Please reproduce all entries word for word and omit their pictures.

> _Source material_:
************

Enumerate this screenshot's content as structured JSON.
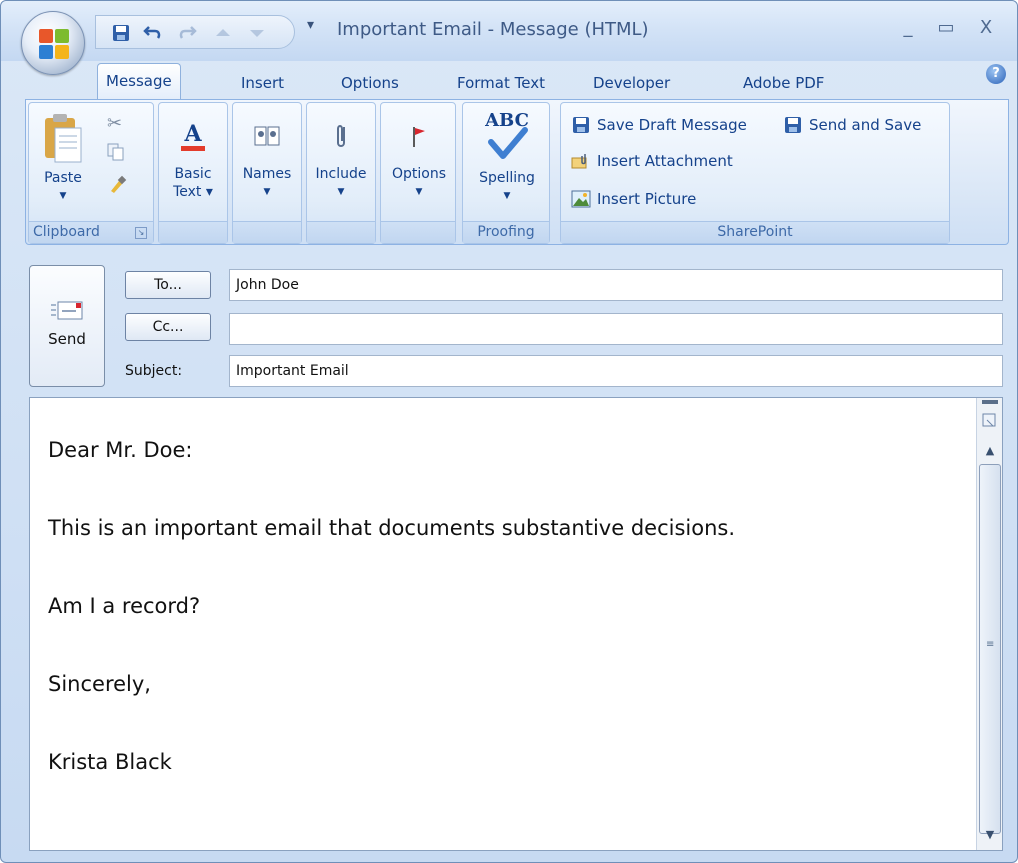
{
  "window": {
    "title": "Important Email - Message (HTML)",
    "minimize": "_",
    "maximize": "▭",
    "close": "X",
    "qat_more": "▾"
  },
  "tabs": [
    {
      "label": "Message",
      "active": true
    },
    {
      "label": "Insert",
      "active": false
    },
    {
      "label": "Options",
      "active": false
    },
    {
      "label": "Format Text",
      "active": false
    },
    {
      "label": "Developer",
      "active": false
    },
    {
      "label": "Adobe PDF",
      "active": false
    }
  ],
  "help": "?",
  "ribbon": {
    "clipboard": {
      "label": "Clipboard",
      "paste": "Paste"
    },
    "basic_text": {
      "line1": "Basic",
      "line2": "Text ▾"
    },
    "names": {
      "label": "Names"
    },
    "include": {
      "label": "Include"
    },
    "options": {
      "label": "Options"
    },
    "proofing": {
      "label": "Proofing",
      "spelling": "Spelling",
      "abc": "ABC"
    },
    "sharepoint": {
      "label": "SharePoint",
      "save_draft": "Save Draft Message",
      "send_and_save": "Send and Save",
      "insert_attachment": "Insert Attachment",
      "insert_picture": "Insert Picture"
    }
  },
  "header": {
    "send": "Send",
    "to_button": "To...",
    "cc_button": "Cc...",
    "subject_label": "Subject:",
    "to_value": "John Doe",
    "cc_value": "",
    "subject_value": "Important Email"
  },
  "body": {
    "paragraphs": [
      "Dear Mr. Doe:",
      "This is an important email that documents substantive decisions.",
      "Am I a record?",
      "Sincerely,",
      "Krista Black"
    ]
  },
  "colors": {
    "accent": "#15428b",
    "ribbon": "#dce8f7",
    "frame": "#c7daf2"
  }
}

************

> _Answer section_:
Enumerate this screenshot's content as structured JSON.
{
  "window": {
    "title": "Important Email - Message (HTML)",
    "minimize": "_",
    "maximize": "▭",
    "close": "X",
    "qat_more": "▾"
  },
  "tabs": [
    {
      "label": "Message",
      "active": true
    },
    {
      "label": "Insert",
      "active": false
    },
    {
      "label": "Options",
      "active": false
    },
    {
      "label": "Format Text",
      "active": false
    },
    {
      "label": "Developer",
      "active": false
    },
    {
      "label": "Adobe PDF",
      "active": false
    }
  ],
  "help": "?",
  "ribbon": {
    "clipboard": {
      "label": "Clipboard",
      "paste": "Paste"
    },
    "basic_text": {
      "line1": "Basic",
      "line2": "Text ▾"
    },
    "names": {
      "label": "Names"
    },
    "include": {
      "label": "Include"
    },
    "options": {
      "label": "Options"
    },
    "proofing": {
      "label": "Proofing",
      "spelling": "Spelling",
      "abc": "ABC"
    },
    "sharepoint": {
      "label": "SharePoint",
      "save_draft": "Save Draft Message",
      "send_and_save": "Send and Save",
      "insert_attachment": "Insert Attachment",
      "insert_picture": "Insert Picture"
    }
  },
  "header": {
    "send": "Send",
    "to_button": "To...",
    "cc_button": "Cc...",
    "subject_label": "Subject:",
    "to_value": "John Doe",
    "cc_value": "",
    "subject_value": "Important Email"
  },
  "body": {
    "paragraphs": [
      "Dear Mr. Doe:",
      "This is an important email that documents substantive decisions.",
      "Am I a record?",
      "Sincerely,",
      "Krista Black"
    ]
  },
  "colors": {
    "accent": "#15428b",
    "ribbon": "#dce8f7",
    "frame": "#c7daf2"
  }
}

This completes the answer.